The Colombian government and the leftist FARC rebels signed a cease-fire and disarmament deal Thursday, bringing Colombia a major step closer to ending more than 50 years of guerrilla warfare and terrorism
Colombian President Juan Manuel Santos and FARC leader Rodrigo Londono Echeverri signed the agreement in Havana, which has hosted four years of frequently difficult peace talks.
Cuban President Raul Castro and Norwegian Foreign Minister Borge Brende -- whose countries mediated the talks -- watched the events with U.N. Secretary-General Ban Ki-moon, U.S. envoy Bernard Aronson and several other Latin American presidents.
U.S. Secretary of State John Kerry issued a statement, calling the cease-fire "welcome news" for the people of Colombia and everyone who desires peace.
"The United States has supported Colombia in its efforts to strengthen its democracy and safeguard the security of its people. That friendship will continue as Colombia's leaders strive to complete the peace process and take steps to recover from the many years of division and conflict," Kerry said in the statement.
People celebrate the agreement between Revolutionary Armed Forces of Colombia, FARC, and Colombia's government, in Bogota, Colombia, June 23, 2016.
The cease-fire is the last major step before both sides sign a final peace agreement. Santos said he expects that to take place July 20, the day Colombia won independence from Spain in 1810.
Final issues to work out
A few final minor issues need to be worked out before the peace deal is put to the Colombian people in a referendum.
Along with a cease-fire and rebel disarmament, the deal includes land reform and will give former rebels some political power. Ex-FARC fighters can also avoid jail time in exchange for community service and travel restrictions.
Both sides had expected to sign the final agreement in March. But questions remain on exactly how the conditions in the peace deal will be implemented and who will preside over a special war crimes tribunal to consider charges against fighters on both sides.
The most important question is how the deal will be implemented legally and whether it would fall apart if a more conservative government succeeds Santos in 2018.
The Marxist FARC rebels launched their uprising as a poor people's rebellion in 1964 and grew into a dangerous fighting force.
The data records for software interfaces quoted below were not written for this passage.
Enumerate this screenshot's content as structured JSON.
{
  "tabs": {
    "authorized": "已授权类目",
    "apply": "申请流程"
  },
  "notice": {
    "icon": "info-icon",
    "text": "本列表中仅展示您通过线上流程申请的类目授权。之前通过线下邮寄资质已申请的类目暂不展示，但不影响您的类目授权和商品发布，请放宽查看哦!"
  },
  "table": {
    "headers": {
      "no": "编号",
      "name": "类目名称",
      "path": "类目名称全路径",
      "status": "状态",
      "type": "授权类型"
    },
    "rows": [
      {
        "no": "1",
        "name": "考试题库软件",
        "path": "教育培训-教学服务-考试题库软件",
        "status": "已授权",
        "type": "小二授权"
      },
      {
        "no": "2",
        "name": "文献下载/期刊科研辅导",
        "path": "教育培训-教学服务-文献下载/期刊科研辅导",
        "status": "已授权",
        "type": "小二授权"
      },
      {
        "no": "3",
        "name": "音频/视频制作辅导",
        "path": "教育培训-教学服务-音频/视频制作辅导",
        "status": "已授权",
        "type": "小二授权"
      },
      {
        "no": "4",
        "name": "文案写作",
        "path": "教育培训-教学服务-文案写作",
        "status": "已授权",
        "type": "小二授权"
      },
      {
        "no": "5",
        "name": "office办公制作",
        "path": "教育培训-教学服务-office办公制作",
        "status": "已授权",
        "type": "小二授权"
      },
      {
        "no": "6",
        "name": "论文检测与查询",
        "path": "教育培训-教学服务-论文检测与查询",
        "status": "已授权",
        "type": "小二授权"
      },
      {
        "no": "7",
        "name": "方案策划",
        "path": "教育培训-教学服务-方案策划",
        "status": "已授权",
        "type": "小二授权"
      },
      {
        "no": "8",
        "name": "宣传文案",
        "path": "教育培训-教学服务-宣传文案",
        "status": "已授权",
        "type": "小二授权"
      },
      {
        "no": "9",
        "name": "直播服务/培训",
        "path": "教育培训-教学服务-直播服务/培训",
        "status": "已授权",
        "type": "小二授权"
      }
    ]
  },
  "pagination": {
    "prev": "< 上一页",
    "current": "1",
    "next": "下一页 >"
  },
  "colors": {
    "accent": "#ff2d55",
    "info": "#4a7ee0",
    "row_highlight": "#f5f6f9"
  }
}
It turned to drug trafficking and kidnapping to fund its guerilla war.
But the rebels failed to overthrow a succession of Colombian governments, including some which had U.S. military aid.
The fighting in Colombia has left more than 220,000 people dead.